Galactose Epimerase Deficiency

Background and History: 

This is one of three rare disorders in which the breakdown of a sugar molecule, galactose, is defective resulting in disease.  Clinical symptoms in this disorder, however, are highly variable.

Clinical Correlations: 

Some patients with this form of galactosemia have few symptoms and develop normally.  Others, however, can have severe disease resulting in cataracts, liver disease, mental retardation and a general failure to thrive.  Vomiting, jaundice, and seizures may be seen in the neonatal period.  Such infants can be especially susceptible to bacterial infections, especially from E. coli.


This is an autosomal recessive disorder which requires the presence of two mutations for the disease to appear.  Each normal parent, called a carrier, contributes one mutation and they have a risk of 25% during each pregnancy to have another affected child.  The mutant gene, called GALE, does not make normal levels of the enzyme product needed to metabolize galactose.

Diagnosis and Prognosis: 

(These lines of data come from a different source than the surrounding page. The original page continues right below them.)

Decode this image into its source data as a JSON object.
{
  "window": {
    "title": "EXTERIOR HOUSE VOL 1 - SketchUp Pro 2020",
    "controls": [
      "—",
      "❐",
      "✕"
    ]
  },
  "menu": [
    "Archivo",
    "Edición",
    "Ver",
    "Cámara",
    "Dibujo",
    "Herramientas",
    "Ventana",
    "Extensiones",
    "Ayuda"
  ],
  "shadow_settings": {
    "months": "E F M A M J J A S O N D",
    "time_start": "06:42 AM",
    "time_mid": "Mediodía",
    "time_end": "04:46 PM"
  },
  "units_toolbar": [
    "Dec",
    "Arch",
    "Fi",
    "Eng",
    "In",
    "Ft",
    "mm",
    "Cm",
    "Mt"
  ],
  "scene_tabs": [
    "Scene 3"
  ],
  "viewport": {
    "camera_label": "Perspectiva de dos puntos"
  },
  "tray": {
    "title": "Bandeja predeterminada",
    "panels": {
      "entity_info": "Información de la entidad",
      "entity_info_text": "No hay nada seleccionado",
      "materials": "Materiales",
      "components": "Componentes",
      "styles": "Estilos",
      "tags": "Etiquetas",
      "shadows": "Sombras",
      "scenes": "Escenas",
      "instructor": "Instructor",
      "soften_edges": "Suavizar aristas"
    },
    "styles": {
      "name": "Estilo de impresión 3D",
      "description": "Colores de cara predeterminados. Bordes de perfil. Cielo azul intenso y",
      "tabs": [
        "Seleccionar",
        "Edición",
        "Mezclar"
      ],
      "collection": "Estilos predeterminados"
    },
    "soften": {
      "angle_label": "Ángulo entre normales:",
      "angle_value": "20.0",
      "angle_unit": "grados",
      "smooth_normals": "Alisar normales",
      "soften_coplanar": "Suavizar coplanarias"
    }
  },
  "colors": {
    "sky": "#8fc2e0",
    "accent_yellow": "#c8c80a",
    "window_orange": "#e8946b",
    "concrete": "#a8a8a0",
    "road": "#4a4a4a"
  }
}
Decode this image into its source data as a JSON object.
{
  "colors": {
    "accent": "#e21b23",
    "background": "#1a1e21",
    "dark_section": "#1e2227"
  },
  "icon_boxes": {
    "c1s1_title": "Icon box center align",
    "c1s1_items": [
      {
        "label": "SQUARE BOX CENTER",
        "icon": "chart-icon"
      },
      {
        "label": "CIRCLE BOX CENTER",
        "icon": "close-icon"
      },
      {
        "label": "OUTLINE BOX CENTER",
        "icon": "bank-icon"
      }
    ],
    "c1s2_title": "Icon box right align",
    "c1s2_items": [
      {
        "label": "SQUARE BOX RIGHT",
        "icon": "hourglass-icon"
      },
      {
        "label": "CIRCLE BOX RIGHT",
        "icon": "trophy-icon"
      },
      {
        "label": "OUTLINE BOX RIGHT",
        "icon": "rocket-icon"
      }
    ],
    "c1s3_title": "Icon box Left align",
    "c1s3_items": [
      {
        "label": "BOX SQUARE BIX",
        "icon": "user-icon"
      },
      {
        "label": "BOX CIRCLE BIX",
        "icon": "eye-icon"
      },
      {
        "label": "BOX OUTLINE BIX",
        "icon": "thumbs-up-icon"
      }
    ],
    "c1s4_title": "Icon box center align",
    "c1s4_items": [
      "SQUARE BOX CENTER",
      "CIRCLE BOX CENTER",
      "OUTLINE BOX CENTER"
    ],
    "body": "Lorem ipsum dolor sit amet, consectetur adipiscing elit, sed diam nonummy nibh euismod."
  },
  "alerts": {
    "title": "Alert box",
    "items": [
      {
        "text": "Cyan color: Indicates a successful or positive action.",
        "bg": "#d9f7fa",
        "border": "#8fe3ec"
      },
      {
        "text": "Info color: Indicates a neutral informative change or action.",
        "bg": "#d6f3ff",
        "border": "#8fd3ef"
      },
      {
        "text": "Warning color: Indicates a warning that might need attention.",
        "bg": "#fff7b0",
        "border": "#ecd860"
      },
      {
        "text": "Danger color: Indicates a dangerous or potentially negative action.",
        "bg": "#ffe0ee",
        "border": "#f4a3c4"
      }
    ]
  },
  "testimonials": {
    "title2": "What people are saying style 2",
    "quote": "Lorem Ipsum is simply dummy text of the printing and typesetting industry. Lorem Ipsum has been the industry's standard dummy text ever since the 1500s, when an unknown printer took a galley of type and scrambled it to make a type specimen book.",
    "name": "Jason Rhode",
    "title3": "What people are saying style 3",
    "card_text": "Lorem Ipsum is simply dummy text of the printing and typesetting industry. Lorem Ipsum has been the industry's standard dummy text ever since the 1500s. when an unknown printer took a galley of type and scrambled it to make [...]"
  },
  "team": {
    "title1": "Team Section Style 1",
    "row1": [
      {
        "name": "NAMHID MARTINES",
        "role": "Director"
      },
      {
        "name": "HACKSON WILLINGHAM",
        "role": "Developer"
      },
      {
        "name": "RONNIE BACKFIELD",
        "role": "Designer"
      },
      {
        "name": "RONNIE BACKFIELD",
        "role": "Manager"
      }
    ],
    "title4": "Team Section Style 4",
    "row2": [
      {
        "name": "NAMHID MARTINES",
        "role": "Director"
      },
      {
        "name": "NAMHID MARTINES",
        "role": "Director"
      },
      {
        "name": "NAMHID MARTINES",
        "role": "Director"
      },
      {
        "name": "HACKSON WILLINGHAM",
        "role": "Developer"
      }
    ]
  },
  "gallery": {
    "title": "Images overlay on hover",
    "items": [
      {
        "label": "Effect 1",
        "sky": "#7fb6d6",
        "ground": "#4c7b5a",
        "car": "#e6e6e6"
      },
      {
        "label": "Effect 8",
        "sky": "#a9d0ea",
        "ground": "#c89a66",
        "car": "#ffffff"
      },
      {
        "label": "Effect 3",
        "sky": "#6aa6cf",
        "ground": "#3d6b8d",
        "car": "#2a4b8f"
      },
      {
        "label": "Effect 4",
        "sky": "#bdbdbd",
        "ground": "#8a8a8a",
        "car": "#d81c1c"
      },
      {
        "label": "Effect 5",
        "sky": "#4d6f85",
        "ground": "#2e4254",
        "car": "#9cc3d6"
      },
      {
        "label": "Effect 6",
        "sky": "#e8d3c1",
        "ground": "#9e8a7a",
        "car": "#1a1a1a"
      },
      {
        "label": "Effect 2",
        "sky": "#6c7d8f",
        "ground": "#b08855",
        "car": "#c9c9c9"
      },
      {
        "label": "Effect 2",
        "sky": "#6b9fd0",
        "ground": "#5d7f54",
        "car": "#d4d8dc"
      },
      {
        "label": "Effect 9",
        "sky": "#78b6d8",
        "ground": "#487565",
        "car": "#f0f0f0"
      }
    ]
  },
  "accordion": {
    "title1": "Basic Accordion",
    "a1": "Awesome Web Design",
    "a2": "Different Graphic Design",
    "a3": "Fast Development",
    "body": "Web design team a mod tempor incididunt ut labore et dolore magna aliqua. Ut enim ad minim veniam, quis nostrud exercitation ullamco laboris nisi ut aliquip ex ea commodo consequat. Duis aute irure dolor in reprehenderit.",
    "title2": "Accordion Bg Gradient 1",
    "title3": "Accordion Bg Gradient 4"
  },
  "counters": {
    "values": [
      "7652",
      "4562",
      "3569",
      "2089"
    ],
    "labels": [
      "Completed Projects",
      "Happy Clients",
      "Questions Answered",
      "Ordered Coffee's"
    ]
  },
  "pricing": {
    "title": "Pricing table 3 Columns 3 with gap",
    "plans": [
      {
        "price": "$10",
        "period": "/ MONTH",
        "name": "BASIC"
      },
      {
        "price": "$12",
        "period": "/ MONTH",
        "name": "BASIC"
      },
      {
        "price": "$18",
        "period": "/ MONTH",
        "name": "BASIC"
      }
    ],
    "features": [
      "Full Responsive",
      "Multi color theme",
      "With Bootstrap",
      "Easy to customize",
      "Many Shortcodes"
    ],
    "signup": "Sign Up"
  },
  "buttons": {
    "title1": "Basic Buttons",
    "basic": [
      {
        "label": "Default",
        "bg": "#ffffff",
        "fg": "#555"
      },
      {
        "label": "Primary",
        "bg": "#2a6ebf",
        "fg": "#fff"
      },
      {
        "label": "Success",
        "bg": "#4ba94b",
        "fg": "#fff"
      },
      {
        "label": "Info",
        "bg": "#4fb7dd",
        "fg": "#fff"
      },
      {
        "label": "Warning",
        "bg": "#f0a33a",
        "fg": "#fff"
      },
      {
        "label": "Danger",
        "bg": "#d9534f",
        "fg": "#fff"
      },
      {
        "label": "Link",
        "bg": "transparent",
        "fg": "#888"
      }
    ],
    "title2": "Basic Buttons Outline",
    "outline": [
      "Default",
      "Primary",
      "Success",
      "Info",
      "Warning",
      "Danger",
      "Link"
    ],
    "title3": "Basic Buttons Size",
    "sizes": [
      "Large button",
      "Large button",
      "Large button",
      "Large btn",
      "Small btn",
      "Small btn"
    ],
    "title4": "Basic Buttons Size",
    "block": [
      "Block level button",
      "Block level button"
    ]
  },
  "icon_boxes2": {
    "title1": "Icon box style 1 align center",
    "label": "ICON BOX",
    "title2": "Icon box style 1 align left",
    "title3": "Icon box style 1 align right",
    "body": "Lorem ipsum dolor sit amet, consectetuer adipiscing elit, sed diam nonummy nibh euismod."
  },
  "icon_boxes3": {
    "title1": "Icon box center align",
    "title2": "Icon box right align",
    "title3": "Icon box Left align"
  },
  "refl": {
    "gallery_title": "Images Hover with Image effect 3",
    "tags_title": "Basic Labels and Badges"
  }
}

Early diagnosis is extremely important for treatment with a diet low in content of galactose is therapeutic.  Usually the diagnosis is made shortly after birth when red blood cell analysis reveals a low level of the specific enzyme.

Additional Information